Mo Yan (莫言), which literally means “nothing to say”, is the pseudonym for Guan Moye (管谟业), an affirmed writer and essayist known worldwide, especially for having won a Nobel prize for literature in 2012 thanks to his ability to merge popular stories, history and modernism with a strong hallucinatory realism. During his infancy, Mo Yan would usually listen to stories of popular tradition and folklore narrated by his grandmother.
Ever since, Mo Yan has over the years gifted to the world a copious amount of works.

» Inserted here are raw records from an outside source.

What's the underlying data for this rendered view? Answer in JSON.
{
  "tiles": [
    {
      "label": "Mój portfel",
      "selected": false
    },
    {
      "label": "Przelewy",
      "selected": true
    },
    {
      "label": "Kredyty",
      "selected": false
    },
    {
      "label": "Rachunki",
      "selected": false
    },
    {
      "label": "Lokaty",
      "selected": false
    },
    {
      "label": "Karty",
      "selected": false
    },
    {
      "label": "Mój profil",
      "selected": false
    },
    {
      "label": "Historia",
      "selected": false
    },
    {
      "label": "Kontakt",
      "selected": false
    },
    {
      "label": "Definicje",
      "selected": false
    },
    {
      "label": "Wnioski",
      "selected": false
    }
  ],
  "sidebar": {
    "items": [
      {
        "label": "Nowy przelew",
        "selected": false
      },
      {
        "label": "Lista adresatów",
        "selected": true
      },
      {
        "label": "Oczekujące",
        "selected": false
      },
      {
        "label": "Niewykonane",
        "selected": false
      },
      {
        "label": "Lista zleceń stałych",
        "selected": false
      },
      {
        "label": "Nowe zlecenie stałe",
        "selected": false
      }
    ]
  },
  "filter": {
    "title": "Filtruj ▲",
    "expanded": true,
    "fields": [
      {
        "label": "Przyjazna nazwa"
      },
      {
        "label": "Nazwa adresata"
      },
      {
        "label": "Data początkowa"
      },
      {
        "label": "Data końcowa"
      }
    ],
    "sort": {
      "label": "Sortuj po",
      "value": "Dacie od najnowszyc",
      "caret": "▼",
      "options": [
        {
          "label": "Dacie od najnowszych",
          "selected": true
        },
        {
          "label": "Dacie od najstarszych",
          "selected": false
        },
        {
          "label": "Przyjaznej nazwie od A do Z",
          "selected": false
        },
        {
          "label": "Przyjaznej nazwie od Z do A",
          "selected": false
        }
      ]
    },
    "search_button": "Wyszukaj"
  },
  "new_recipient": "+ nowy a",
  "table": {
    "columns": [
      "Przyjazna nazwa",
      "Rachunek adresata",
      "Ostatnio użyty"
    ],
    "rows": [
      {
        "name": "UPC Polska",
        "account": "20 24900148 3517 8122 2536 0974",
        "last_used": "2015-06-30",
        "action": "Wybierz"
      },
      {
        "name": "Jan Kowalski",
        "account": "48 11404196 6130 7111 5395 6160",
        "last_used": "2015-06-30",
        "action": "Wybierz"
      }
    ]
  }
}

His pseudonym when extrapolated from the context might seem a bit contradictory, since he has lots of things to say; and Mo Yan himself recounts that during that period it was a real necessity to have one, since otherwise you could incur problems.
The choice of “nothing to say” was from a reminder from his parents who told him not to speak during the Cultural Revolution or risk running into trouble thanks to his loose talkativeness: not everyone knows that during that decade, an out of place word could cost one their freedom or even their life.
Mo Yan tells us that when he was little he was small and poor, a rascal whose cleverness always turned against him; in fact, when he wrote a story entitled Big Mouth, the child protagonist was modeled after himself.
Mo Yan was born into a family of peasants on February 2, 1955 in Gaomi (高密), a small little Chinese city located in the eastern part of Shandong where the writer set several of his novels and stories.
Gaomi appears as a microcosm of rural China, extremely poor and full of trying circumstances; despite this, the bond between Mo Yan and his land is very strong: in his stories there are long and vivid descriptions of farming life and nature, not to mention a series of metaphors that came from his country life. [Read more…]